  • Lead students in the recitation of a holy mantra for 108 times. Use the mantras “Let-Go” or lokah samastah sukhino bhavantu or a mantra that contains the name of God, for example, Shri Krishna sharanam mama, Hari OM, Om Namo Narayanaya, or Hare Krishna Hare Krishna Krishna Krishna Hare Hare, Hare Rama Hare Rama, Rama Rama Hare Hare, etc. The teacher should use a mala themselves to keep track of the number of repetitions. The teacher could invite the students to bring their own malas to class to participate in this type of japa.

Methods of japa: Teach the students about the traditional methods of japa—ways that japa can be practiced, which are:
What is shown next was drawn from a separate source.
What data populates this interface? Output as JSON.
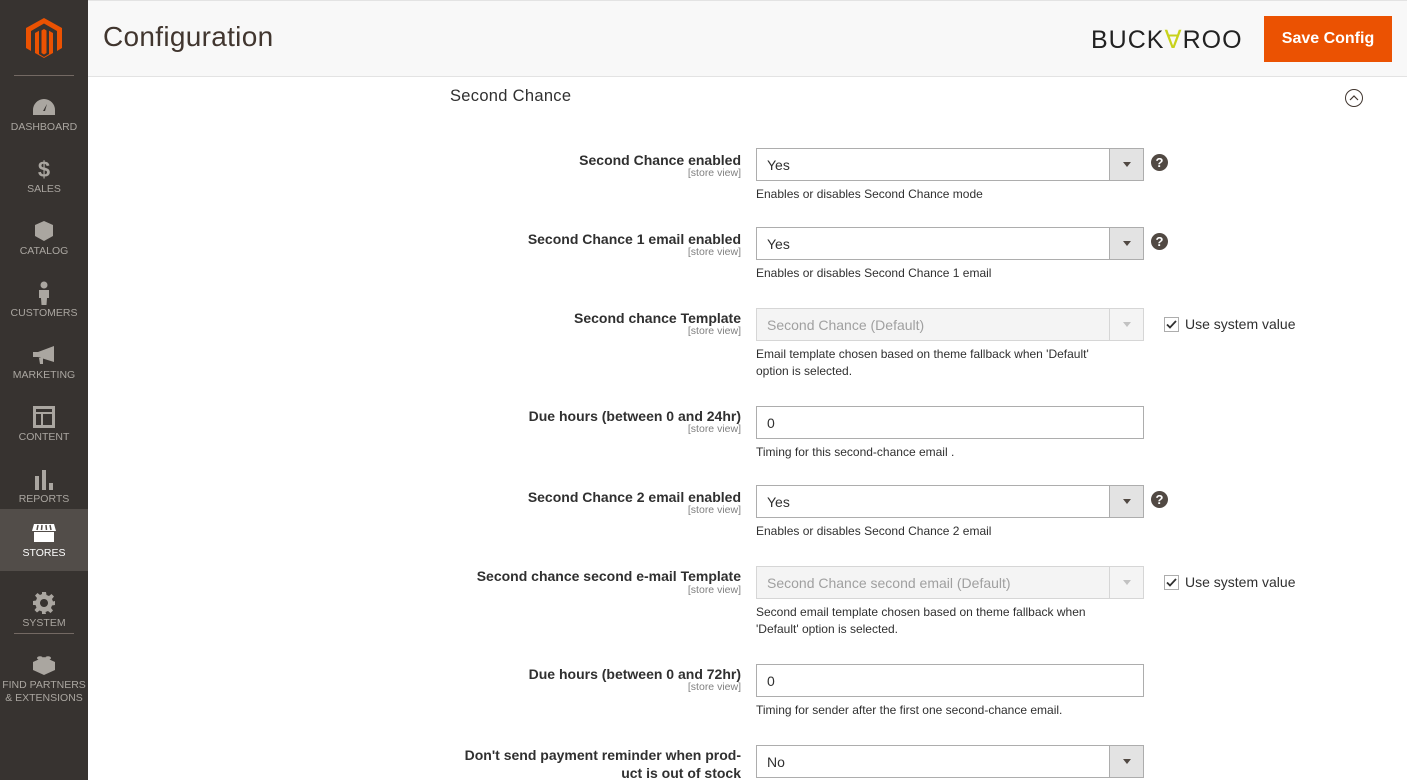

  1. Vachika japa: the mantra is repeated out loud
  2. Upamsu japa: the mantra is repeated semi-audibly by moving only the tongue and lips
  3. Manasa japa: the mantra is repeated mentally without allowing the tongue and lips to move
  4. Likhita japa: the mantra is written continuously or for a fixed number of times
  5. Akhanda japa: the mantra is repeated for a specific number of times without a break, or for a fixed period of time, such as from sunrise to sunset. Akhanda japa is often performed rhythmically and congregationally.
  6. Alapa japa: the mantra is repeated mentally at all times and with every breath.
    • Teach the students that the Jivamukti form of meditation is mantra meditation. There are two initiations: the first is into the “Let-Go” mantra and the second is the secret refuge mantra.
    • Explain to the students that Om is a mantra. According to the Bhagavad Gita and Yoga Sutra it is one of the Holy names of God. Patanjali refers to it as the pranavah, which means “that which is ever renewing”—the true fountain of youth and immortality! Tasya vacakah pranavah God is Om PYS 1.27
    • Remind the students that there are other ways to benefit the physical body besides asana, chanting holy mantras being one of those ways. Because all physical matter is actually made of sound vibration, chanting affects the cells and molecules of your body resulting in healing, health and well-being.
    • As a music soundtrack during this month—choose only songs composed of mantras. Playing mantras while practicing asanas purifies the atmosphere in the room as well as in the minds and hearts of all who are in that room. Hearing over and over again the sound of mantras piped through the speakers can instigate spontaneous “singing along” with the recordings.
    • Lead your class with kirtan or invite kirtan musicians to play live in your classes.

It may be interesting to reflect that chanting mantra is a practice that falls under the category of all five tenets of Jivamukti Yoga.

    • Ahimsa: Mantra undermines fear and reactivity which lead to violence.
    • Bhakti: Mantra purifies the emotions and is the means to devotion. Nama and rupa are not different—to know God’s form chant his holy name.
    • Dhyana: Jivamukti meditation is practiced with mantra—japa, using Let-Go or Shri Krishna Sharanam Mama
    • Nada: the purification of the mind is through deep listening and hearing of the sacred sound—the shabda Brahman
    • Shastra: the value of mantra is found in scriptures. Sanskrit mantras are the most potent and through the study of Sanskrit you learn to pronounce mantras correctly.